Do not ask for a job; build a relationship.
– Research companies to identify which ones you would love to work for. Contact your immediate network of friends, family, and neighbours, and ask who knows of someone employed by one of these companies. Ask them to ask their circle as well. Remember that we are all connected through a scant six degrees of separation.
– Join professional organizations, alumni groups, social clubs, volunteer organizations, sports teams-whichever suits your style. Network within these.
– Read with an eye for new business news, calendars of events, construction projects, interviews with local business leaders-and follow up on promising leads.
– Go for it. If you see a job that you truly fit, approach the receptionist or call the supervisor. If you can’t speak with the right person, perhaps you can get your resume in front of the right person.
– Create an online presence with profiles on LinkedIn, MySpace or Twitter. Write a blog, post articles on and create your free resume webpage on
– Create a business card for networking purposes that contains not only your contact information, but also your Value Proposition (more on this in an upcoming article). Carry it at all times and hand out a few daily.

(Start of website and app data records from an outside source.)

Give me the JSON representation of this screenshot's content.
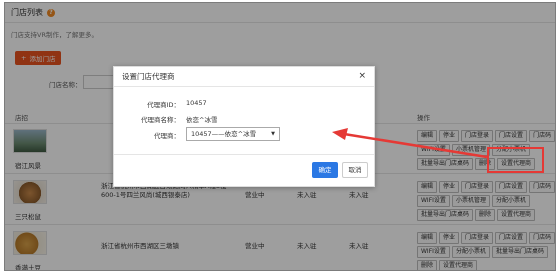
{
  "page": {
    "title": "门店列表",
    "notice": "门店支持VR制作，了解更多。",
    "add_button": "添加门店",
    "filter_label": "门店名称："
  },
  "table": {
    "headers": {
      "store": "店招",
      "operations": "操作"
    },
    "rows": [
      {
        "name": "宿江风景",
        "address": "",
        "status": "",
        "connect": "",
        "ops": [
          "编辑",
          "停业",
          "门店登录",
          "门店设置",
          "门店码",
          "WIFI设置",
          "小票机管理",
          "分配小票机",
          "批量导出门店桌码",
          "删除",
          "设置代理商"
        ]
      },
      {
        "name": "三只松鼠",
        "address": "浙江省杭州市西湖区古荡路同人精华A幢3楼600-1号四兰风尚(城西银泰店)",
        "status": "营业中",
        "connect": "未入驻",
        "connect2": "未入驻",
        "ops": [
          "编辑",
          "停业",
          "门店登录",
          "门店设置",
          "门店码",
          "WIFI设置",
          "小票机管理",
          "分配小票机",
          "批量导出门店桌码",
          "删除",
          "设置代理商"
        ]
      },
      {
        "name": "香满土豆",
        "address": "浙江省杭州市西湖区三墩镇",
        "status": "营业中",
        "connect": "未入驻",
        "connect2": "未入驻",
        "ops": [
          "编辑",
          "停业",
          "门店登录",
          "门店设置",
          "门店码",
          "WIFI设置",
          "分配小票机",
          "批量导出门店桌码",
          "删除",
          "设置代理商"
        ]
      }
    ]
  },
  "modal": {
    "title": "设置门店代理商",
    "close": "×",
    "agent_id_label": "代理商ID：",
    "agent_id_value": "10457",
    "agent_name_label": "代理商名称：",
    "agent_name_value": "依恋^冰雪",
    "agent_select_label": "代理商：",
    "agent_select_value": "10457——依恋^冰雪",
    "confirm": "确定",
    "cancel": "取消"
  },
  "colors": {
    "accent": "#e8531f",
    "primary": "#2b78e4",
    "highlight": "#e53935"
  }
}
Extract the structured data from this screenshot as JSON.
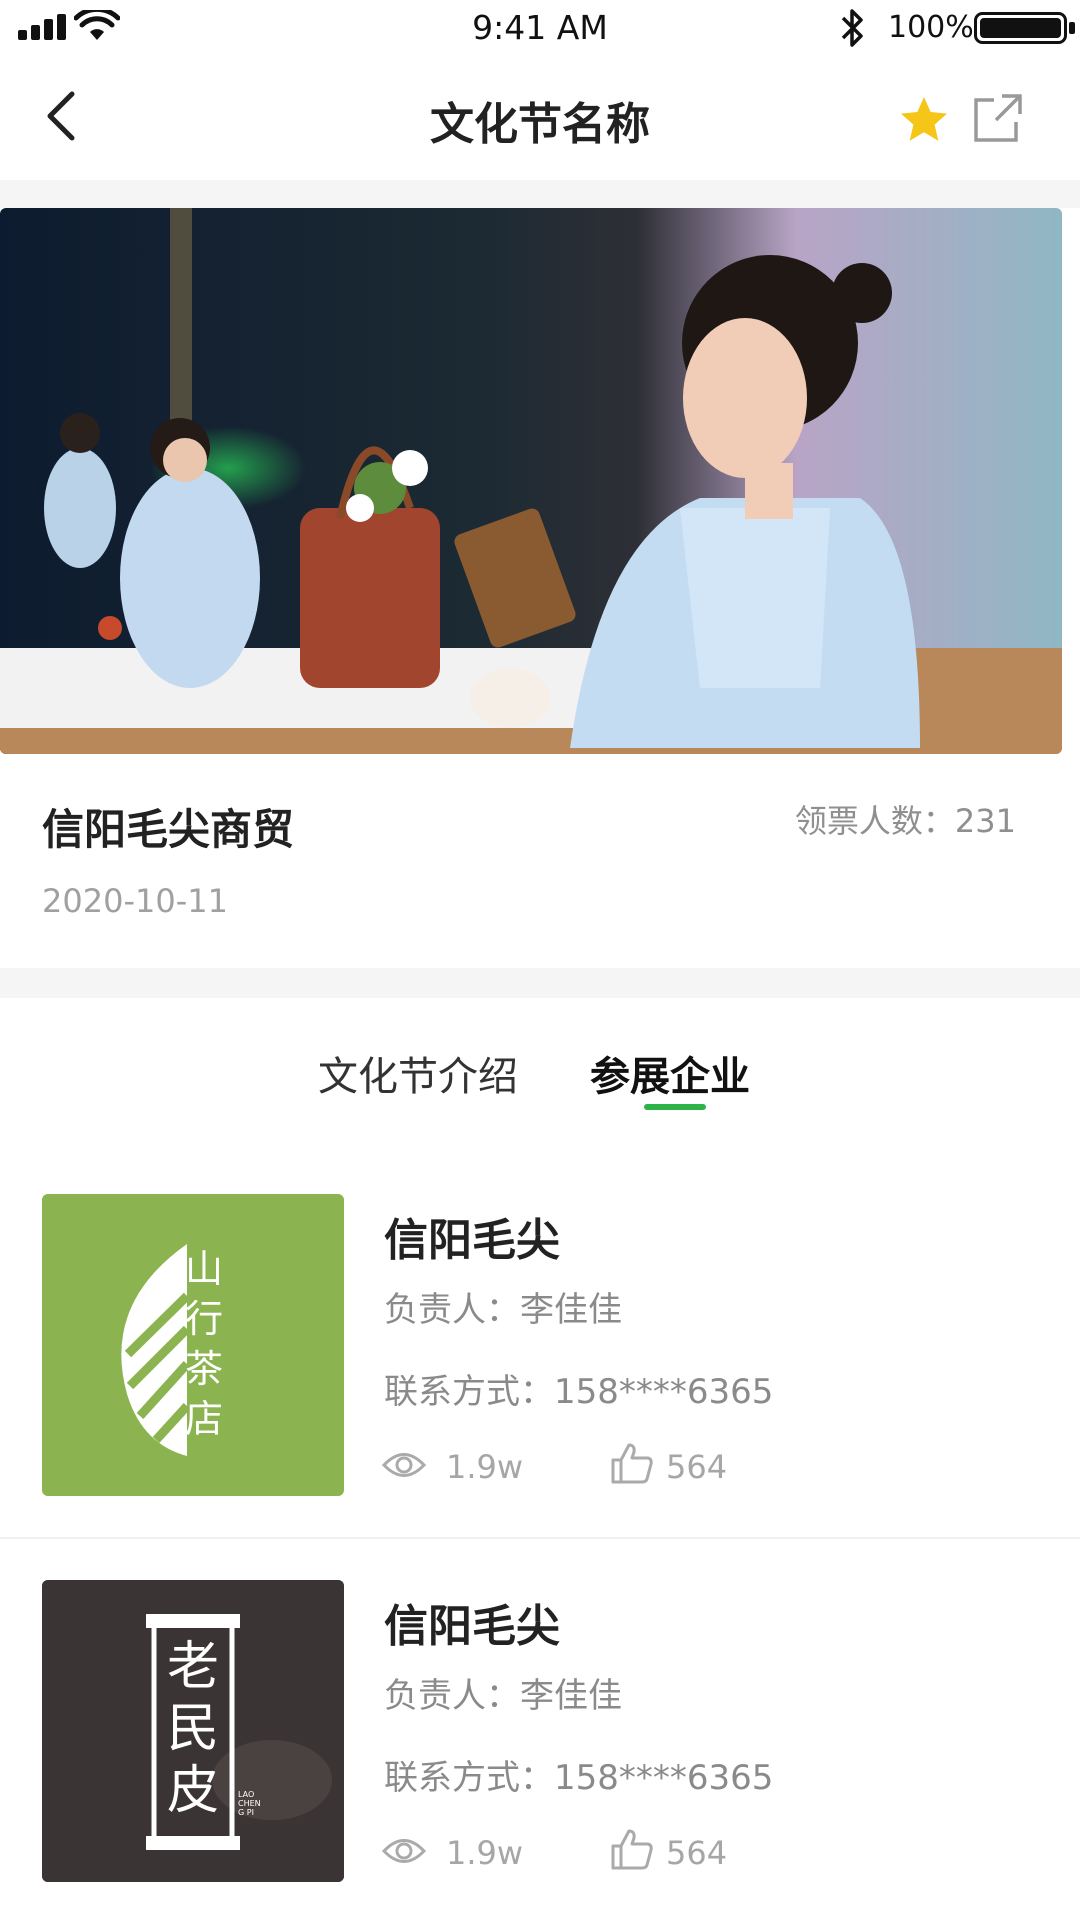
{
  "status_bar": {
    "time": "9:41 AM",
    "battery": "100%"
  },
  "nav": {
    "title": "文化节名称",
    "back_icon": "chevron-left-icon",
    "favorite_icon": "star-icon",
    "share_icon": "share-icon",
    "favorite_color": "#f5c518"
  },
  "event": {
    "name": "信阳毛尖商贸",
    "tickets_label": "领票人数：231",
    "date": "2020-10-11"
  },
  "tabs": [
    {
      "label": "文化节介绍",
      "active": false
    },
    {
      "label": "参展企业",
      "active": true
    }
  ],
  "accent_color": "#2db34a",
  "companies": [
    {
      "name": "信阳毛尖",
      "owner": "负责人：李佳佳",
      "contact": "联系方式：158****6365",
      "views": "1.9w",
      "likes": "564",
      "logo_text": "山行茶店",
      "logo_bg": "#8bb34f"
    },
    {
      "name": "信阳毛尖",
      "owner": "负责人：李佳佳",
      "contact": "联系方式：158****6365",
      "views": "1.9w",
      "likes": "564",
      "logo_text": "老民皮",
      "logo_sub": "LAO CHENG PI",
      "logo_bg": "#3a3534"
    }
  ]
}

Hiring is a social act. Most hires are based not only on skill and past experience, but also on chemistry. If you don’t “fit” the company, you’re not offered the position. Networking allows you to establish a connection before the interview process. It also proves that you are a go-getter, and that you know how to communicate and develop relationships.

As you go about meeting people, make sure that you maintain an atmosphere of mutual exchange, not personal gain. Be present, not thinking of your next appointment; be selective, not trying to squish as many contacts as possible into every day; and make the effort to establish ongoing relationships when you feel a connection. Share ideas, information, and resources-helping with true value establishes your true value!

Copyright©2009 New Leaf Resumes,ca. Feel free to reprint this article, but please provide the author with full credit.